Practicing Care for Each Other is the Heart of Vibrant Communities
The best way to turn a group into a community is by making an explicit commitment to care for each other, no matter the original goals of the group. This commitment nurtures a sense of belonging, which is a fundamental human need. While this may be obvious, a commitment to care is not explicit in many, if not most, established groups or social gatherings.
A commitment to care is like a muscle; It is strengthened when we actively practice it in our thoughts, choices, and actions. The kind of care that transforms our communities and relationships is non-transactional – it is given for its own sake, with no desired outcome. With no expectation of reciprocation or reward, caring is mutually beneficial and bears lasting fruit.
Virtually anything can be an act of care if offered in the spirit of care. It shows up as a kind word, a gesture, the willingness to listen, an affirming touch, a plate of cookies, and the recognition of someone’s gifts. Among other things, it comes in the form of consideration, kindness, respect, effort, compassion, understanding, patience, sharing, and community. It is love.
Research has shown that when we show care in how we communicate with each other, we feel better. When health care providers explicitly show their patients that they care, they recover faster and have better mental health outcomes following an illness. Nurses who are able to take the time to be more caring towards their patients are happier at their jobs. Clearly, fostering an environment of care is the best medicine. In other fields, a body of research shows that nurturing work environments characterized by interest, support, and respect greatly benefits employees, employers, and clients alike.
Research has also shown that we help children when we show them that we care about caring. Children who show caring behaviors, like cooperation with others and sharing, exhibit other strengths in school as they get older. For example, children who are more helpful to other kids in first grade have higher reading skills a couple of years later. Caring is modeled at very young ages; children under two years old can mirror caring and altruistic behavior.

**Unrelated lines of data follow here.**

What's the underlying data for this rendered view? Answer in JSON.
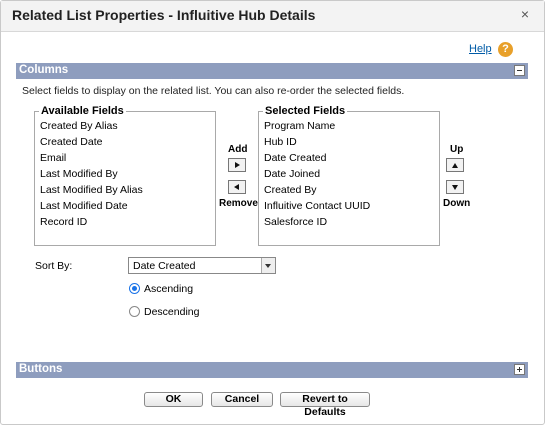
{
  "dialog": {
    "title": "Related List Properties - Influitive Hub Details",
    "close_glyph": "×",
    "help_label": "Help",
    "help_icon_glyph": "?"
  },
  "columns": {
    "title": "Columns",
    "instructions": "Select fields to display on the related list. You can also re-order the selected fields.",
    "available_legend": "Available Fields",
    "available": [
      "Created By Alias",
      "Created Date",
      "Email",
      "Last Modified By",
      "Last Modified By Alias",
      "Last Modified Date",
      "Record ID"
    ],
    "selected_legend": "Selected Fields",
    "selected": [
      "Program Name",
      "Hub ID",
      "Date Created",
      "Date Joined",
      "Created By",
      "Influitive Contact UUID",
      "Salesforce ID"
    ],
    "add_label": "Add",
    "remove_label": "Remove",
    "up_label": "Up",
    "down_label": "Down"
  },
  "sort": {
    "label": "Sort By:",
    "value": "Date Created",
    "ascending_label": "Ascending",
    "descending_label": "Descending",
    "ascending_checked": true
  },
  "buttons_section": {
    "title": "Buttons"
  },
  "footer": {
    "ok_label": "OK",
    "cancel_label": "Cancel",
    "revert_label": "Revert to Defaults"
  },
  "colors": {
    "section_bar": "#8e9dbe",
    "help_link": "#015ba7",
    "help_icon": "#e8a02a",
    "radio_accent": "#1a73e8"
  }
}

While researching for my upcoming book The Practice of Belonging, I spoke to poet and essayist Ross Gay. His recently released Inciting Joy speaks intimately of how small acts of care within a community are intimately bound to the experience of joy. Our conversation kept coming back to the idea of care as practice, as not only an idea or feeling, but an action.
Care is best practiced locally within our communities, and doing that builds our capacity to care beyond their boundaries. Care is a mindset in which we acknowledge to ourselves that what we have to offer right now is enough, if given freely and from the heart.

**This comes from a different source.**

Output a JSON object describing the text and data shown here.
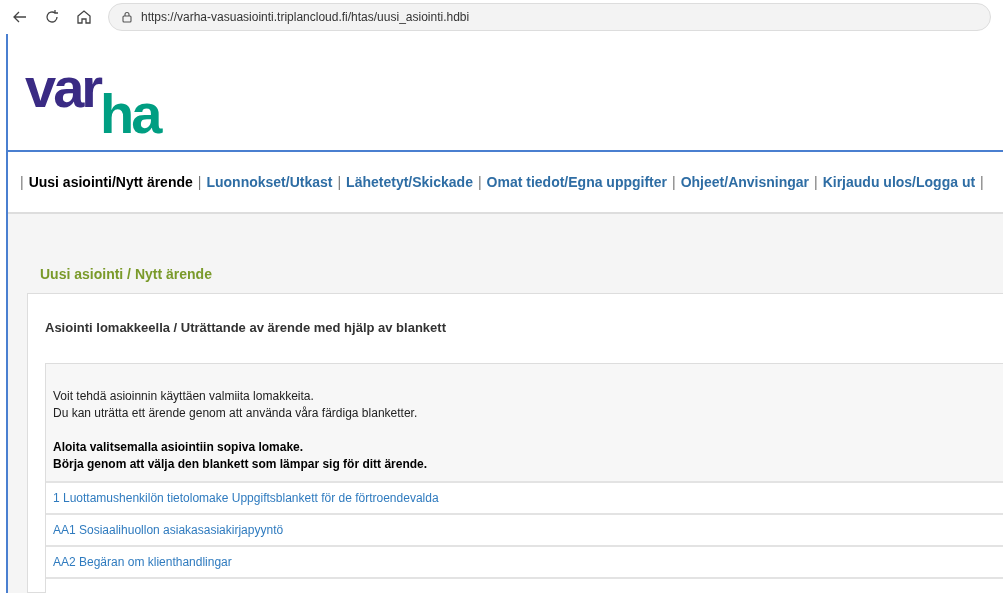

Ross offered me an example from his own life that helped his own understanding of caring evolve. In 2010, he heard about an initiative to start a community orchard project in Bloomington, Indiana, where he lives and teaches.
Amy Countryman, now his neighbor and dear friend, placed an ad in a local newspaper announcing a meeting for anyone interested in creating a community orchard. Ross heard about the meeting through a friend and went to the first gathering of about a hundred people, none of whom he knew at the time.
There was a spirit of collaboration in the very first meeting, where people spontaneously broke into teams to create something that was new for them. Ross recalled that there were people of all ages there, including elders who knew more about gardening, people “deep in the woods of the biology of plants,” and those who just knew how to dig a hole.
For Ross, what was so special about this project is how people came together with the common goals of learning and sharing. They worked hard to create a space where they could practice community. Strangers when the project began, they became like “deep beloveds,” a group of people who were there for each other, “caring each other through.”
A vibrant community can be nurtured when just a few people show up with the shared purpose and a commitment to care for each other. It might look like a meditation group, a potluck dinner, dancing, singing, or storytelling, environmental activism, a Dungeons and Dragons meetup, attending someone’s poetry reading or party, or driving someone to the airport. The possibilities are only limited by our imaginations. What plants the seed for vibrant community in any gathering is the explicit commitment to put relationship first and to show up.
Think about things you do every day in your life that involve others: cooking a meal, cleaning up, or speaking to people. Try the following: before engaging in a daily activity, close your eyes and imagine bringing care to the action. Afterwards, notice if your experience is any different.
Try this out over a week and reflect on how infusing your day with conscious acts of care can change your day.
Thanks for reading The 3 Cs of Belonging: Care, Connection, and Community! Subscribe for free to receive new posts.